## INFORMATION GIVEN
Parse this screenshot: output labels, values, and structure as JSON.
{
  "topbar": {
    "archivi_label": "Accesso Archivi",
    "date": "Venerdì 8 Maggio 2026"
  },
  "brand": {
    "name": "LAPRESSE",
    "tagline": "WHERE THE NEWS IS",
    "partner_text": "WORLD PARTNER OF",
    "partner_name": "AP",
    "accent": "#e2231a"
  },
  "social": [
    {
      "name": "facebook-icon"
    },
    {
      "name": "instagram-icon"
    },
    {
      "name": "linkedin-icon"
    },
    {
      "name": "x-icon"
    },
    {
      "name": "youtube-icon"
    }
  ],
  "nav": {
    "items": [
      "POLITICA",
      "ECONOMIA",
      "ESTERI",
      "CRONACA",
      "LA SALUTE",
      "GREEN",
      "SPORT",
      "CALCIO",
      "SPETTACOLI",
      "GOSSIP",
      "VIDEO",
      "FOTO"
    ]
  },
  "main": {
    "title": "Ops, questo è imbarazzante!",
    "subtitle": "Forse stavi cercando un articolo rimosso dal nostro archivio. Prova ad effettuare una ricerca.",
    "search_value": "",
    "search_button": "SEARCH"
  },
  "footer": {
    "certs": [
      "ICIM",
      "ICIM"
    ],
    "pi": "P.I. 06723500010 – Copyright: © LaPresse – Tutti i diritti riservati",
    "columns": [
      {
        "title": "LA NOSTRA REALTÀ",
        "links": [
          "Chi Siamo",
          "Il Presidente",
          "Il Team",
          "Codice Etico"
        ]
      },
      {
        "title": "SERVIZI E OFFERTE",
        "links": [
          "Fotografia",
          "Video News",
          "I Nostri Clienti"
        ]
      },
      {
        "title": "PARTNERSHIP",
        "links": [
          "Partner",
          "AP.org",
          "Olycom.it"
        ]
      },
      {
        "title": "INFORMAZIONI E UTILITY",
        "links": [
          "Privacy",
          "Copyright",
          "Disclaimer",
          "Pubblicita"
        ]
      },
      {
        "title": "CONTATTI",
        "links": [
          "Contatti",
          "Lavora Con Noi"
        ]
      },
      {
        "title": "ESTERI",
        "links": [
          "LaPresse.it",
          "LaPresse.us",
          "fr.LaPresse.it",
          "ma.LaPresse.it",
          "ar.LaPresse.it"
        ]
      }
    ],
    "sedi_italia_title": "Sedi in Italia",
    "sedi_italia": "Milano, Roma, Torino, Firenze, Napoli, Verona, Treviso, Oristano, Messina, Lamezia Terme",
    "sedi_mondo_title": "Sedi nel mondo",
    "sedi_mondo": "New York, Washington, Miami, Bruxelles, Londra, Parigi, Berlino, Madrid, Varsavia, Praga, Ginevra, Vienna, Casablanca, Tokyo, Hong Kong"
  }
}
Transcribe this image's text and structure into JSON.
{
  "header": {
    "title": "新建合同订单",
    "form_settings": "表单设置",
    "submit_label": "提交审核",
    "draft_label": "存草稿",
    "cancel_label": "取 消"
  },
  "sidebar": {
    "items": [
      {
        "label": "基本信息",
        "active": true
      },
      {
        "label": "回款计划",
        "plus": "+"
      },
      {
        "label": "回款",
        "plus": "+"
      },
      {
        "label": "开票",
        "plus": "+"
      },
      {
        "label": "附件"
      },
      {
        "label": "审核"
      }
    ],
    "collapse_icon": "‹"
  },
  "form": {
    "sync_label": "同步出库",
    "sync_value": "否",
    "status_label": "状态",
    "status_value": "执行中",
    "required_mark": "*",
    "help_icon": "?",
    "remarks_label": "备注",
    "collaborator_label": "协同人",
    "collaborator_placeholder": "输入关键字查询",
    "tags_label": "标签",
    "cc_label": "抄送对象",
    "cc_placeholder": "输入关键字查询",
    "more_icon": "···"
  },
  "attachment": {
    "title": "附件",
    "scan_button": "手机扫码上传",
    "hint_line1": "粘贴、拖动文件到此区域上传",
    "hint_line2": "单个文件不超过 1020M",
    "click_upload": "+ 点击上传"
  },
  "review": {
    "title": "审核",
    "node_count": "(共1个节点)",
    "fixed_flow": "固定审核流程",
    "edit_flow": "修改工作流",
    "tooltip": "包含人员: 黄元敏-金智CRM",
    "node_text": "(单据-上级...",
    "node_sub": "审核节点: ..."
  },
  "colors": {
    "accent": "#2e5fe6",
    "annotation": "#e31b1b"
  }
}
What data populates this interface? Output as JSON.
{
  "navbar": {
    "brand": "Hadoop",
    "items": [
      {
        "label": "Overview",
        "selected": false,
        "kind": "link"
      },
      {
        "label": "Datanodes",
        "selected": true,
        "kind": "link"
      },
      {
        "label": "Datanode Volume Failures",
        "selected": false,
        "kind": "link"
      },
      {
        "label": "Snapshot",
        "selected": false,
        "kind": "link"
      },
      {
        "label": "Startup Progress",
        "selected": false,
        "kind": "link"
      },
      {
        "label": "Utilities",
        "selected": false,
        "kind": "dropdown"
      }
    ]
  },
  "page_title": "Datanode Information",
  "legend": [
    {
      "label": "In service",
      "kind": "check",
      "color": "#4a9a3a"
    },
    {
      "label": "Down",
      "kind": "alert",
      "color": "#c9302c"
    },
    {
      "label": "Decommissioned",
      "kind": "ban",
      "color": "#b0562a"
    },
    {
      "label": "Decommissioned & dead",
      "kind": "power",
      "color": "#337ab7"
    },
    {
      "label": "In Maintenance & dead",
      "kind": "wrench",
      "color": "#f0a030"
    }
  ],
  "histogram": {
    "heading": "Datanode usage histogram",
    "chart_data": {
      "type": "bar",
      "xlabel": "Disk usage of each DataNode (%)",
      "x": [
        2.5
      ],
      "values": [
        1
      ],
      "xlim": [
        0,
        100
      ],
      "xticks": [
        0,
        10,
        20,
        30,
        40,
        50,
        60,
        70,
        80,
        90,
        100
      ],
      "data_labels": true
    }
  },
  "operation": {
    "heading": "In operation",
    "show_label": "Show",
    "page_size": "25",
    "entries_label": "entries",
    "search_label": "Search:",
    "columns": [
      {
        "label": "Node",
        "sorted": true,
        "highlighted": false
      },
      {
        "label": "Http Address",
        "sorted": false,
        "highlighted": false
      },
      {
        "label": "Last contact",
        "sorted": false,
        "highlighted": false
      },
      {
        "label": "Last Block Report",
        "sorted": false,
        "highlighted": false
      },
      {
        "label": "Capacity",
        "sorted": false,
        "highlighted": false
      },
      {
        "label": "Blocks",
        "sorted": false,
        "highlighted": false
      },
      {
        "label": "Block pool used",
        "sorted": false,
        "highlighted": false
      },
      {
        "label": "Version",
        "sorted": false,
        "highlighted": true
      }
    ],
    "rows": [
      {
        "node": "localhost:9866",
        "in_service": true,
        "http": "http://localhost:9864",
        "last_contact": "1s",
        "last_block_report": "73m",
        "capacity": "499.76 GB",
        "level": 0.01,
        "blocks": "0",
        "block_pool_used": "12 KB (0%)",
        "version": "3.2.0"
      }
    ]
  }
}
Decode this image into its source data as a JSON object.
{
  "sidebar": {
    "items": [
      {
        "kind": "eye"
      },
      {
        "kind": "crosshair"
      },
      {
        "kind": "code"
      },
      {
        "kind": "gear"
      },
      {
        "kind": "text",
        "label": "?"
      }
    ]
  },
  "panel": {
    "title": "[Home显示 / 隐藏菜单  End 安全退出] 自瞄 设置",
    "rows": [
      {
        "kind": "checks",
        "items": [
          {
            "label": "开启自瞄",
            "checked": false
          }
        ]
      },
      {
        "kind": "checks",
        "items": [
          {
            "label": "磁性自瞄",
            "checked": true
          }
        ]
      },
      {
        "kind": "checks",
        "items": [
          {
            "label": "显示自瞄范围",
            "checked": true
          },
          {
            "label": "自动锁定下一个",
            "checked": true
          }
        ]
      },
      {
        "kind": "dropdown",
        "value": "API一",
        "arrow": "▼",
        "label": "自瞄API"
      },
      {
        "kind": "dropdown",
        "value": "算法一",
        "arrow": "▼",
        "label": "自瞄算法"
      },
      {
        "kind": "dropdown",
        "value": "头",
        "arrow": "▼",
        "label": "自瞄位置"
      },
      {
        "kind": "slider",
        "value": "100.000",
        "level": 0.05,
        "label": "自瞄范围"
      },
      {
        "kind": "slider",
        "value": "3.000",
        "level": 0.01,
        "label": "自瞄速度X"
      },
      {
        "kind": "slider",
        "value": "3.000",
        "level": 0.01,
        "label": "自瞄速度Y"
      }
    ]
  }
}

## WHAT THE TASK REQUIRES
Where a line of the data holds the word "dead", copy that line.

## SOLUTION TO THIS EXERCISE
      "label": "Decommissioned & dead",
      "label": "In Maintenance & dead",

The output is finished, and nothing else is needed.